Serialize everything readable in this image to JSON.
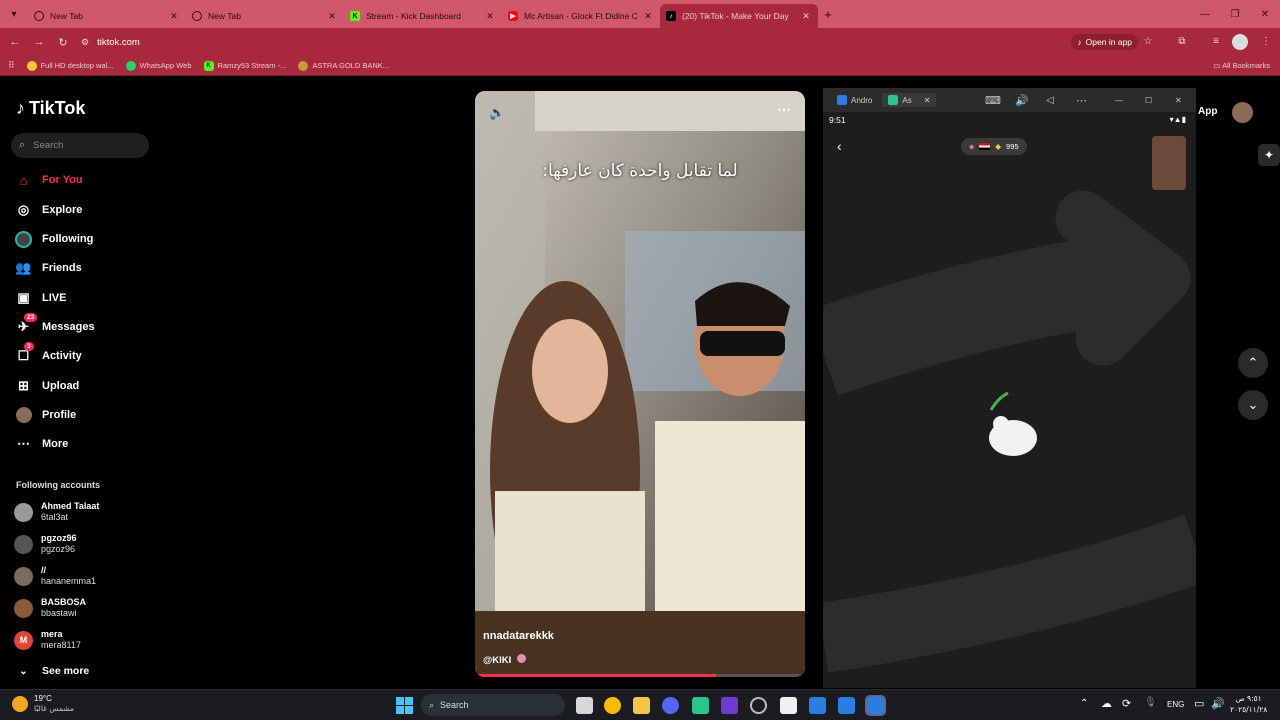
{
  "browser": {
    "tabs": [
      {
        "label": "New Tab",
        "icon": "globe-icon"
      },
      {
        "label": "New Tab",
        "icon": "globe-icon"
      },
      {
        "label": "Stream - Kick Dashboard",
        "icon": "kick-icon"
      },
      {
        "label": "Mc Artisan - Glock Ft Didine Ca",
        "icon": "youtube-icon"
      },
      {
        "label": "(20) TikTok - Make Your Day",
        "icon": "tiktok-icon"
      }
    ],
    "url": "tiktok.com",
    "open_in_app": "Open in app",
    "bookmarks": [
      {
        "label": "Full HD desktop wal...",
        "icon": "emoji-icon"
      },
      {
        "label": "WhatsApp Web",
        "icon": "whatsapp-icon"
      },
      {
        "label": "Ramzy53 Stream -...",
        "icon": "kick-icon"
      },
      {
        "label": "ASTRA GOLD BANK...",
        "icon": "bank-icon"
      }
    ],
    "all_bookmarks": "All Bookmarks"
  },
  "sidebar": {
    "logo": "TikTok",
    "search_placeholder": "Search",
    "nav": [
      {
        "label": "For You",
        "icon": "home-icon",
        "active": true
      },
      {
        "label": "Explore",
        "icon": "compass-icon"
      },
      {
        "label": "Following",
        "icon": "following-icon"
      },
      {
        "label": "Friends",
        "icon": "friends-icon"
      },
      {
        "label": "LIVE",
        "icon": "live-icon"
      },
      {
        "label": "Messages",
        "icon": "messages-icon",
        "badge": "23"
      },
      {
        "label": "Activity",
        "icon": "activity-icon",
        "badge": "3"
      },
      {
        "label": "Upload",
        "icon": "upload-icon"
      },
      {
        "label": "Profile",
        "icon": "profile-icon"
      },
      {
        "label": "More",
        "icon": "more-icon"
      }
    ],
    "following_title": "Following accounts",
    "accounts": [
      {
        "name": "Ahmed Talaat",
        "handle": "6tal3at"
      },
      {
        "name": "pgzoz96",
        "handle": "pgzoz96"
      },
      {
        "name": "//",
        "handle": "hananemma1"
      },
      {
        "name": "BASBOSA",
        "handle": "bbastawi"
      },
      {
        "name": "mera",
        "handle": "mera8117"
      }
    ],
    "see_more": "See more"
  },
  "video": {
    "caption": "لما تقابل واحدة كان عارفها:",
    "author": "nnadatarekkk",
    "mention": "@KIKI",
    "progress": 0.73
  },
  "phone_window": {
    "tabs": [
      "Andro",
      "As"
    ],
    "time": "9:51",
    "coins": "995",
    "right_label": "App"
  },
  "taskbar": {
    "temp": "19°C",
    "weather": "مشمس غالبًا",
    "search": "Search",
    "lang": "ENG",
    "time": "٩:٥١ ص",
    "date": "٢٠٢٥/١١/٢٨"
  },
  "colors": {
    "accent": "#fe2c55",
    "chrome": "#a8283e"
  }
}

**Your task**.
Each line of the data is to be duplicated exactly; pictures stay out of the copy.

**Answer section**.
Serialize everything readable in this image to JSON.
{
  "browser": {
    "tabs": [
      {
        "label": "New Tab",
        "icon": "globe-icon"
      },
      {
        "label": "New Tab",
        "icon": "globe-icon"
      },
      {
        "label": "Stream - Kick Dashboard",
        "icon": "kick-icon"
      },
      {
        "label": "Mc Artisan - Glock Ft Didine Ca",
        "icon": "youtube-icon"
      },
      {
        "label": "(20) TikTok - Make Your Day",
        "icon": "tiktok-icon"
      }
    ],
    "url": "tiktok.com",
    "open_in_app": "Open in app",
    "bookmarks": [
      {
        "label": "Full HD desktop wal...",
        "icon": "emoji-icon"
      },
      {
        "label": "WhatsApp Web",
        "icon": "whatsapp-icon"
      },
      {
        "label": "Ramzy53 Stream -...",
        "icon": "kick-icon"
      },
      {
        "label": "ASTRA GOLD BANK...",
        "icon": "bank-icon"
      }
    ],
    "all_bookmarks": "All Bookmarks"
  },
  "sidebar": {
    "logo": "TikTok",
    "search_placeholder": "Search",
    "nav": [
      {
        "label": "For You",
        "icon": "home-icon",
        "active": true
      },
      {
        "label": "Explore",
        "icon": "compass-icon"
      },
      {
        "label": "Following",
        "icon": "following-icon"
      },
      {
        "label": "Friends",
        "icon": "friends-icon"
      },
      {
        "label": "LIVE",
        "icon": "live-icon"
      },
      {
        "label": "Messages",
        "icon": "messages-icon",
        "badge": "23"
      },
      {
        "label": "Activity",
        "icon": "activity-icon",
        "badge": "3"
      },
      {
        "label": "Upload",
        "icon": "upload-icon"
      },
      {
        "label": "Profile",
        "icon": "profile-icon"
      },
      {
        "label": "More",
        "icon": "more-icon"
      }
    ],
    "following_title": "Following accounts",
    "accounts": [
      {
        "name": "Ahmed Talaat",
        "handle": "6tal3at"
      },
      {
        "name": "pgzoz96",
        "handle": "pgzoz96"
      },
      {
        "name": "//",
        "handle": "hananemma1"
      },
      {
        "name": "BASBOSA",
        "handle": "bbastawi"
      },
      {
        "name": "mera",
        "handle": "mera8117"
      }
    ],
    "see_more": "See more"
  },
  "video": {
    "caption": "لما تقابل واحدة كان عارفها:",
    "author": "nnadatarekkk",
    "mention": "@KIKI",
    "progress": 0.73
  },
  "phone_window": {
    "tabs": [
      "Andro",
      "As"
    ],
    "time": "9:51",
    "coins": "995",
    "right_label": "App"
  },
  "taskbar": {
    "temp": "19°C",
    "weather": "مشمس غالبًا",
    "search": "Search",
    "lang": "ENG",
    "time": "٩:٥١ ص",
    "date": "٢٠٢٥/١١/٢٨"
  },
  "colors": {
    "accent": "#fe2c55",
    "chrome": "#a8283e"
  }
}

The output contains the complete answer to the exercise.